One of the most mind-exploding aspects of becoming a mother has been the way it has utterly changed how I feel about beauty. Into my life have come these two absolutely gorgeous, utterly and totally beloved little creatures. They take my breath away. Daily, their beauty brings tears to my eyes and a pang to my chest. There is not a bit of them, not even their underarms, that needs to be made more beautiful.

And here’s the truly mind-bending part: I came into this world the same way. I took my parents’ breath away. To them, I am heart-stoppingly beautiful. And I am that way to others who love me as well. And even crazier, bigger, more mind bending? I am beginning to see that I am that beautiful to the One who created me as well. And if that isn’t enough to revolutionize our thinking, what is?

The Beatles say, “You’re talkin bout a revolution, well, you know, you oughta free your mind instead.” The Bible says, “Do not be conformed to the ways of this world, but be transformed, by the renewing of your mind” (Romans 12:2). Freeing and renewing our minds can’t be done when we accept consumerist culture’s premise that beauty is external. It can’t be accomplished by cheerleading brands for ever-so-slightly widening the cultural beauty standard. It can only be done by trying to get our heads around just how deeply we are loved, and seeing ourselves and others through the eyes of Love.

Now, I know this is a much more difficult premise than simply obsessing over parts of ourselves that we like, or buying a cream. Learning to love yourself is tough stuff. But it doesn’t happen if we’re simply focusing on another aspect of our physical appearance. It can only come from the amazing, crazy, transformative power of an encounter with Love. For me, that’s the Love of God. For you, it may be simply meditating on the way you deeply love someone in your life, and trying to see yourself through those same eyes.

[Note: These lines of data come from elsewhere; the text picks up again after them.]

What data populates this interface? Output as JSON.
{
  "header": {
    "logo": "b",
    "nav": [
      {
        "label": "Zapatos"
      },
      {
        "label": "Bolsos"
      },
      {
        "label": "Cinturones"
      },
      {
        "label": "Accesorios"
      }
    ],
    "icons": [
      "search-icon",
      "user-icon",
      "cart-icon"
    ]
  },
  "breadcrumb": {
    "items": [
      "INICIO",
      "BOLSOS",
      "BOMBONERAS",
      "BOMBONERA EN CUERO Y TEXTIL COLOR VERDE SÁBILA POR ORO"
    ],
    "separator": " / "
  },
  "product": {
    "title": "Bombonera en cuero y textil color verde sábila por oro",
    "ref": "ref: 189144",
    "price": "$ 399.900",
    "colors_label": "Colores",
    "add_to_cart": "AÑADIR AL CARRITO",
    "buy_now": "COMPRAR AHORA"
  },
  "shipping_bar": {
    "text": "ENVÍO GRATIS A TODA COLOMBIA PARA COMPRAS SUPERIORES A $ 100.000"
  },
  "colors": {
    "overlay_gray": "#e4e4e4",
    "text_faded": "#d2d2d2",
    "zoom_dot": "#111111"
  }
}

But this is the revolution folks. You gotta free your mind.

now we’re 5

Because we were in Costa Rica for our anniversary, I didn’t get to do a post like I usually do on July 29th commemorating 5 years of marriage to Jon. But, we got to be in Costa Rica for our anniversary, so that’s pretty awesome. We constantly talk about the kind of life we want together “someday” when he’s finally done with medical training and I’m finally done with school, and in looking at the kind of goals we set for ourselves: simple living, being generous with others, living in a way that is good to the environment, we’ve realized that the people we were 5 years ago wouldn’t be having these sorts of dreams for the future. We’ve changed a lot in our time together, which I guess is to be expected when I met my true love at the age of 18 and got married at the ripe old age of 21 (Jon’s 5 years older). I think we’ve both changed each other for the better, and I’m sure there’s lots of change still ahead of us. I’m sure glad we can keep growing together, forever. I know I can face anything as long as I’ve got my best friend by my side.

On a bench in a park in downtown San Jose. Everywhere we looked, couples were making out in public. That's not quite our style, so this was our contribution.

 

Ignoring the cheesy images, here’s a song to dedicate to the one I love, “Loving a Person” by Sara Groves, a favorite of mine: